⟨
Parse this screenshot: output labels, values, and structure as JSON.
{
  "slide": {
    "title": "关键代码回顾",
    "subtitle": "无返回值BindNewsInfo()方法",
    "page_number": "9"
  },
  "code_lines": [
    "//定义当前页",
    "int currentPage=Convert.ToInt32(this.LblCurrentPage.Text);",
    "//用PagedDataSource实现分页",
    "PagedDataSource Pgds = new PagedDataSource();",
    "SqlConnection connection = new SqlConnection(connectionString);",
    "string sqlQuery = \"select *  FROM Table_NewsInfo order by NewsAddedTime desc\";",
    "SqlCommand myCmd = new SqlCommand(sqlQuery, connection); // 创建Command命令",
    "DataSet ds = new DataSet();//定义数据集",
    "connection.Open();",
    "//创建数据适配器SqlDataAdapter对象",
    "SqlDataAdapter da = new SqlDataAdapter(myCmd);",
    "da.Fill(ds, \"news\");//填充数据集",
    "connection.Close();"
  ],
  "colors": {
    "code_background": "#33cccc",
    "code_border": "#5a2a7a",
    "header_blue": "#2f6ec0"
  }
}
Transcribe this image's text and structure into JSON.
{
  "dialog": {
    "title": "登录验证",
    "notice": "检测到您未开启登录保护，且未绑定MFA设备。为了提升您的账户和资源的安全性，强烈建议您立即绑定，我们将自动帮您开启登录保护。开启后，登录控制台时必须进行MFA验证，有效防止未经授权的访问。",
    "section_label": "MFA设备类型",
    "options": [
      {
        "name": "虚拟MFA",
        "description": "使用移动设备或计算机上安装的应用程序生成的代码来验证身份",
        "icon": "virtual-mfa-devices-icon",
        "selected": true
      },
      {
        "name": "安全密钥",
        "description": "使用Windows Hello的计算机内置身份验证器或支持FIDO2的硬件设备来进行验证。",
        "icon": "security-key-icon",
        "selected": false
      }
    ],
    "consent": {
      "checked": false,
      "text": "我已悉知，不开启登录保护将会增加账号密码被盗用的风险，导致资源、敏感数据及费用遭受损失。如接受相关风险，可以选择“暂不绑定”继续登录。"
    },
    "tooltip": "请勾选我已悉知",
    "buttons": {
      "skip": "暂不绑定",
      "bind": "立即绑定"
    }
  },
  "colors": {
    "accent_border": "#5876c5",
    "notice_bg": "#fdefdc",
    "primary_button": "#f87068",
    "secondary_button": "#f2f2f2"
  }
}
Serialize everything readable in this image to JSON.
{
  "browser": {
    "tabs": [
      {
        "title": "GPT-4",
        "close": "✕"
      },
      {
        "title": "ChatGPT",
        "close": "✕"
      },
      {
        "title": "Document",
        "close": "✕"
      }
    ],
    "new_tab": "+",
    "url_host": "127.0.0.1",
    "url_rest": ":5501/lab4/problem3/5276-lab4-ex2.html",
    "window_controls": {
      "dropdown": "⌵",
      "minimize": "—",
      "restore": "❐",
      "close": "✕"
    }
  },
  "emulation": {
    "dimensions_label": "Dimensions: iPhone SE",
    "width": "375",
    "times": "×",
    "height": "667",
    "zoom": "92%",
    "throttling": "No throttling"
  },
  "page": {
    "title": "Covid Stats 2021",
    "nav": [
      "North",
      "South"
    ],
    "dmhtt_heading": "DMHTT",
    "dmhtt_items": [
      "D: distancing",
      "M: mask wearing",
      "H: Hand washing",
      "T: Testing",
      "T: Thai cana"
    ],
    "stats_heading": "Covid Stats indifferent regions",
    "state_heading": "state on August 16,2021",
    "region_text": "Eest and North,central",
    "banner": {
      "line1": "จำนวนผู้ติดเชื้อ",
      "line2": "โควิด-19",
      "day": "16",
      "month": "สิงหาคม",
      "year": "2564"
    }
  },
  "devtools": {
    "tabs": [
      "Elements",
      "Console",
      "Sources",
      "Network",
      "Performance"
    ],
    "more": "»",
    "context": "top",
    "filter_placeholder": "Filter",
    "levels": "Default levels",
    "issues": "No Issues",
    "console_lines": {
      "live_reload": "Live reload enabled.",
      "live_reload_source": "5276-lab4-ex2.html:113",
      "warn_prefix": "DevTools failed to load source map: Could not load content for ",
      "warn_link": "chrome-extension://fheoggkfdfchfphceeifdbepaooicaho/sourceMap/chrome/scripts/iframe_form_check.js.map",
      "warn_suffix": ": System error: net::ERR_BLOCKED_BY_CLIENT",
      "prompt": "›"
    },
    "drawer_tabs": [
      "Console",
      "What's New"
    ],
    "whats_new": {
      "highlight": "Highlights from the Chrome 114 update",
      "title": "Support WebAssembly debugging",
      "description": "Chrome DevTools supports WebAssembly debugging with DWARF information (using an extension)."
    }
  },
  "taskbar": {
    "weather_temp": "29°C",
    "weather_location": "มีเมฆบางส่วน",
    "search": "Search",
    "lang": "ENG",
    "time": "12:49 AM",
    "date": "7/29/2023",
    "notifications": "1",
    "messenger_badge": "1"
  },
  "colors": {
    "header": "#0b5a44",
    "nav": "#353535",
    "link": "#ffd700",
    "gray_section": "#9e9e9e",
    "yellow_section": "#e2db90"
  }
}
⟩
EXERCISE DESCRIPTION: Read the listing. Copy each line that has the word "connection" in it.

WRITTEN SOLUTION:
    "SqlConnection connection = new SqlConnection(connectionString);",
    "SqlCommand myCmd = new SqlCommand(sqlQuery, connection); // 创建Command命令",
    "connection.Open();",
    "connection.Close();"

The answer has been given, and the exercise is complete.